──────── Information supplied

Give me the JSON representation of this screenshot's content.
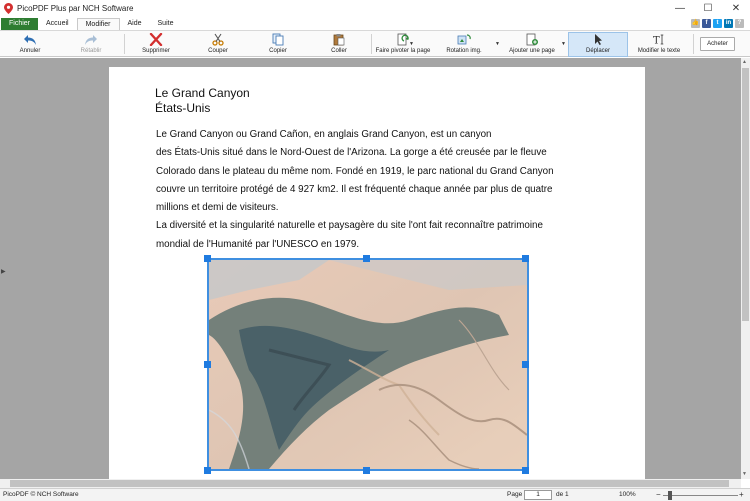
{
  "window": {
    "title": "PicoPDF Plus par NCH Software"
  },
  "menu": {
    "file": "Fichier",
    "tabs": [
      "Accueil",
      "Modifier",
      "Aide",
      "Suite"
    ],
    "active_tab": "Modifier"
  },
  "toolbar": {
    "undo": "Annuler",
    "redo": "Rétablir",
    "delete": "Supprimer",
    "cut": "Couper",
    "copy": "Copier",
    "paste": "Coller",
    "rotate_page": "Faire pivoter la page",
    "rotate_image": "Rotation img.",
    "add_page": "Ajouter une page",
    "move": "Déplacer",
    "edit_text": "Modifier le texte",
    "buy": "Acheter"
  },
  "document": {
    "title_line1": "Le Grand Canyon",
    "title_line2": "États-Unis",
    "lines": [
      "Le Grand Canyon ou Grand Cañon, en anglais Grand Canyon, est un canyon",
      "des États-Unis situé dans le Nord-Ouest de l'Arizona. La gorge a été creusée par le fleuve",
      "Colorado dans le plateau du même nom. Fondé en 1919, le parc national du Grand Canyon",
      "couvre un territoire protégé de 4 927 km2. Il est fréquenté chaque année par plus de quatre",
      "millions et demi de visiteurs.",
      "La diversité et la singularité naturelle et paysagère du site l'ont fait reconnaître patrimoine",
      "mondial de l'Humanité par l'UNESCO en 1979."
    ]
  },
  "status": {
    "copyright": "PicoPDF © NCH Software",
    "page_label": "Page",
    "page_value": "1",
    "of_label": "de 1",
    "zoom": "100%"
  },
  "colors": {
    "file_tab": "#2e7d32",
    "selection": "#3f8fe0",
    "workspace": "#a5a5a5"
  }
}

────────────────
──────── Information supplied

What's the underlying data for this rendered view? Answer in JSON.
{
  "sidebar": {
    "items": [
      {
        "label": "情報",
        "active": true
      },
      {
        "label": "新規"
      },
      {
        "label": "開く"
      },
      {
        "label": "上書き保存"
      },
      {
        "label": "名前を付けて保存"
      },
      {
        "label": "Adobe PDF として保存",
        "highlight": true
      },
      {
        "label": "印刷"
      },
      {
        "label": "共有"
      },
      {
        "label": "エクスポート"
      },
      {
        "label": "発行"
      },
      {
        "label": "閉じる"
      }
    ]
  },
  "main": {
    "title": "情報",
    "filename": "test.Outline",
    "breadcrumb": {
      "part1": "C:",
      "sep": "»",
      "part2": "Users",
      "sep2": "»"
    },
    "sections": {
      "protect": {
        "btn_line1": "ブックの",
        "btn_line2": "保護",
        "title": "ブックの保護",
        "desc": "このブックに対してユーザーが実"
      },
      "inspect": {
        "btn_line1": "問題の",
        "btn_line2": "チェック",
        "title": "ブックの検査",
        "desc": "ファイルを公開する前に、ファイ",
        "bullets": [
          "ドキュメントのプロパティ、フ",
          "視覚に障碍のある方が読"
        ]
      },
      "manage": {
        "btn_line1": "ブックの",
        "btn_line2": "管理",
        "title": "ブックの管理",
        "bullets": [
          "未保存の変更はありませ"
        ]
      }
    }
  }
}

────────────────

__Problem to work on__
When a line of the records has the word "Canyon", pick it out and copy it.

__Reply__
    "title_line1": "Le Grand Canyon",
      "Le Grand Canyon ou Grand Cañon, en anglais Grand Canyon, est un canyon",
      "Colorado dans le plateau du même nom. Fondé en 1919, le parc national du Grand Canyon",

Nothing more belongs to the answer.